Indeed, SB 202 actually expands voting access for most Georgians, codifying the new opportunities to vote early and absentee (by mail and drop‐off) introduced during the pandemic. For example, on those many days of early, in‐person voting — including two Saturdays, and optional Sundays — voting locations have to be open at least eight hours, with county officials given leeway to adjust the times to suit their constituents. Voting hours on Election Day are even longer, while the window for requesting absentee ballots is set at “only” 67 days; applications can be completed online but must be received at least eleven days before an election to allow time for the ballot to be mailed out and returned. (For more myth‐dispelling details, see this excellent primer by Georgia Public Broadcasting, which is hardly the source people turn to when they think Fox News has an anti‐conservative bias.)
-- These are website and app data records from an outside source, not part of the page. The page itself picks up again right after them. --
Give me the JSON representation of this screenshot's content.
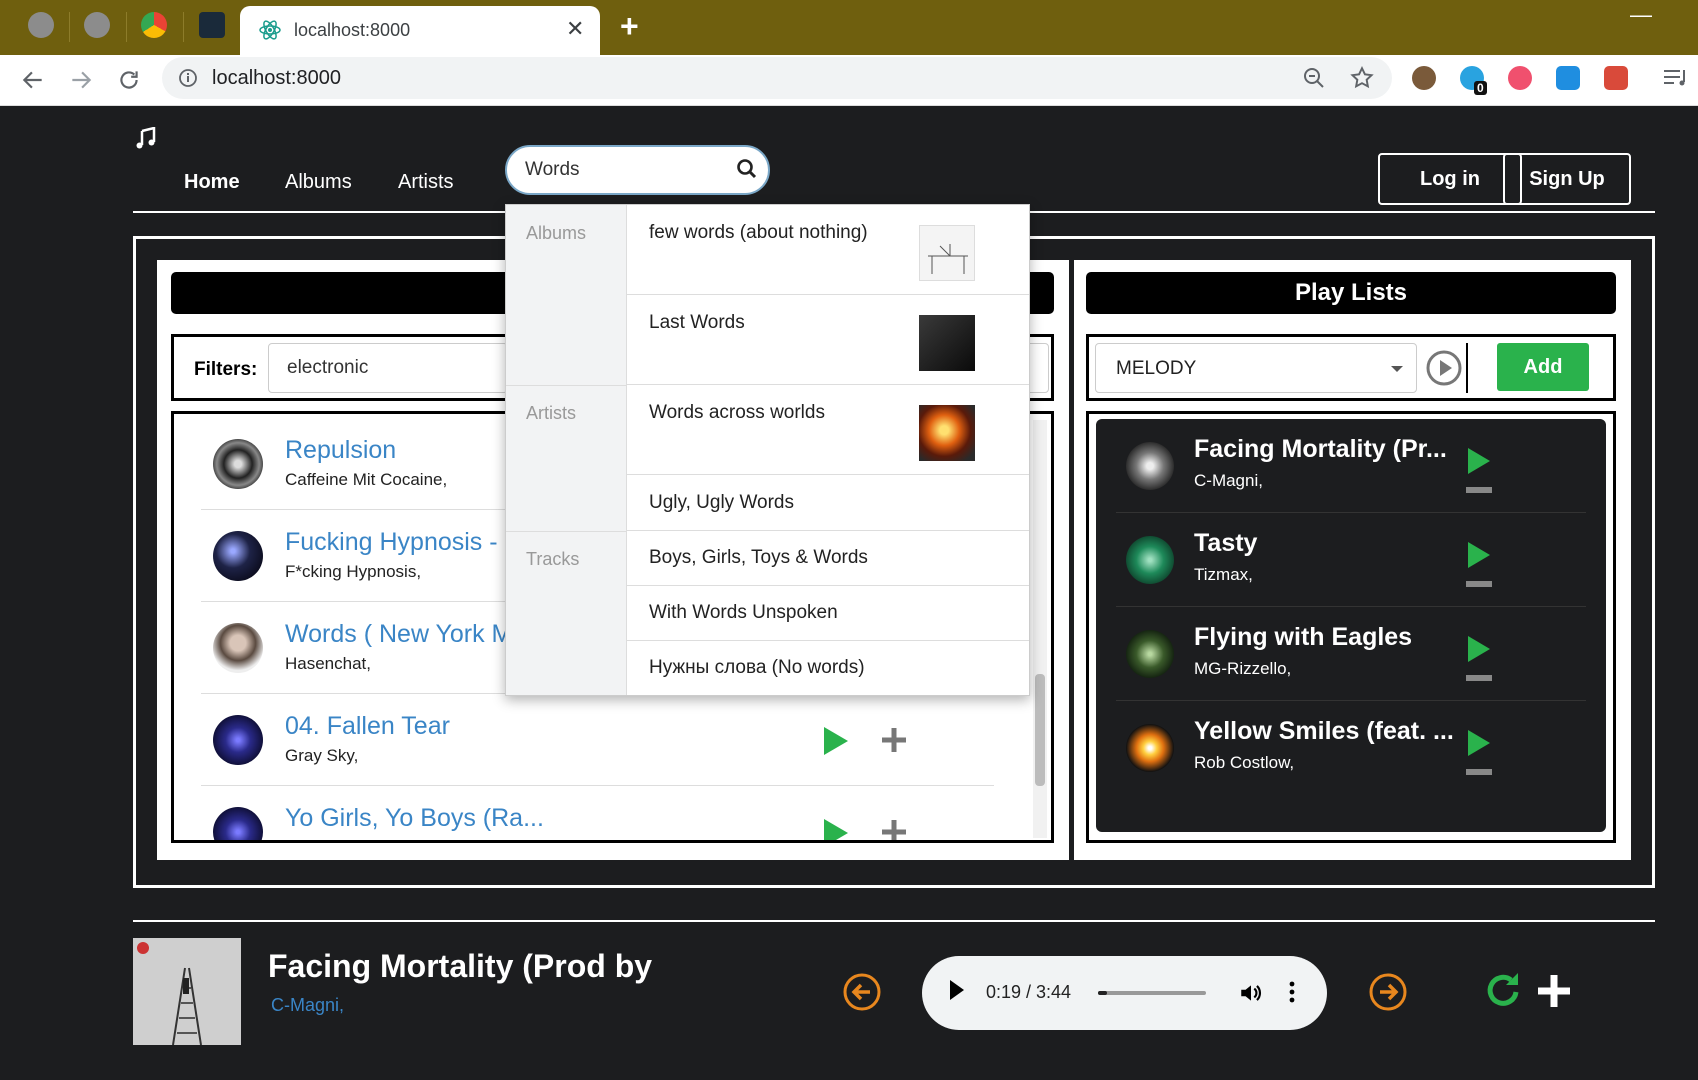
{
  "browser": {
    "tab_title": "localhost:8000",
    "tab_close": "✕",
    "new_tab": "+",
    "url": "localhost:8000",
    "minimize": "—",
    "extension_badge": "0"
  },
  "nav": {
    "home": "Home",
    "albums": "Albums",
    "artists": "Artists",
    "login": "Log in",
    "signup": "Sign Up"
  },
  "search": {
    "value": "Words"
  },
  "dropdown": {
    "categories": {
      "albums": "Albums",
      "artists": "Artists",
      "tracks": "Tracks"
    },
    "albums": [
      "few words (about nothing)",
      "Last Words"
    ],
    "artists": [
      "Words across worlds",
      "Ugly, Ugly Words"
    ],
    "tracks": [
      "Boys, Girls, Toys & Words",
      "With Words Unspoken",
      "Нужны слова (No words)"
    ]
  },
  "filters": {
    "label": "Filters:",
    "value": "electronic"
  },
  "tracks": [
    {
      "title": "Repulsion",
      "artist": "Caffeine Mit Cocaine,"
    },
    {
      "title": "Fucking Hypnosis - B",
      "artist": "F*cking Hypnosis,"
    },
    {
      "title": "Words ( New York M",
      "artist": "Hasenchat,"
    },
    {
      "title": "04. Fallen Tear",
      "artist": "Gray Sky,"
    },
    {
      "title": "Yo Girls, Yo Boys (Ra...",
      "artist": ""
    }
  ],
  "playlists": {
    "header": "Play Lists",
    "selected": "MELODY",
    "add_label": "Add",
    "items": [
      {
        "title": "Facing Mortality (Pr...",
        "artist": "C-Magni,"
      },
      {
        "title": "Tasty",
        "artist": "Tizmax,"
      },
      {
        "title": "Flying with Eagles",
        "artist": "MG-Rizzello,"
      },
      {
        "title": "Yellow Smiles (feat. ...",
        "artist": "Rob Costlow,"
      }
    ]
  },
  "player": {
    "title": "Facing Mortality (Prod by",
    "artist": "C-Magni,",
    "time": "0:19 / 3:44",
    "progress_fraction": 0.085
  },
  "colors": {
    "accent_blue": "#3a85c6",
    "play_green": "#2ab24c",
    "orange": "#e8871e",
    "chrome_bar": "#6f5f0e"
  }
}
Attempts by progressive activists and Democratic elected officials to tie SB 202 to the era of segregation and systemic racial disenfranchisement are thus remarkably dishonest. Even the bizarre attack on the provision purportedly limiting the distribution of water to voters waiting in line is all wet, as detailed by Dan McLaughlin in comparing similar anti‐electioneering rules across multiple states of varying ideological shades.
As for voter identification, the Georgia law simply adds a requirement that voters provide a driver’s-license or state‐ID number to apply for a ballot and one of those numbers (or the last four digits of a Social Security number) when returning the ballot. It’s a simple measure that, regardless of how successful it may be in preventing fraud, is hugely popular (including among majorities of Democrats and nonwhites). Indeed, many democratic countries require voter ID of some form, including Canada, France, Germany, India, Israel, Italy, and Sweden. As do most states with professional baseball teams, for that matter. As McLaughlin wrote in a separate piece, “If your premise is that registration and identification of voters is inherently illegitimate, anti‐democratic, and racist, then your position is a very extreme and isolated one indeed.”
It’s not necessarily the case that the more early voting the better, so I’m not criticizing the Garden State for coming late and cautiously to that game. (Nor really is Georgia governor Brian Kemp, who chided New Jersey governor Phil Murphy in one of this episode’s best tweets.) Different states can rightly take different approaches to achieving the common goal of making it easy to vote but hard to cheat.
The goal, of course, is to preserve and protect our orderly system of democratic decision‐making and therefore the legitimacy of the governance it produces. Donald Trump deserves plenty of blame for lowering popular confidence in election integrity — to the point of depressing turnout for those Georgia runoffs and handing the Senate to the Democrats — but so does Stacey Abrams. And let’s not forget that it was the same Republican officials now tarred as oppressors who prevented the former president’s attempt to overturn Georgia’s results in November.
Calling laws like Georgia’s “Jim Crow 2.0” is just as dangerous for the confidence the citizenry must have in our electoral processes as spreading myths about illegitimate elections. “If American democracy is in peril,” my Cato Institute colleague Walter Olson concluded last week, “laws of this sort are not very good evidence for that proposition.”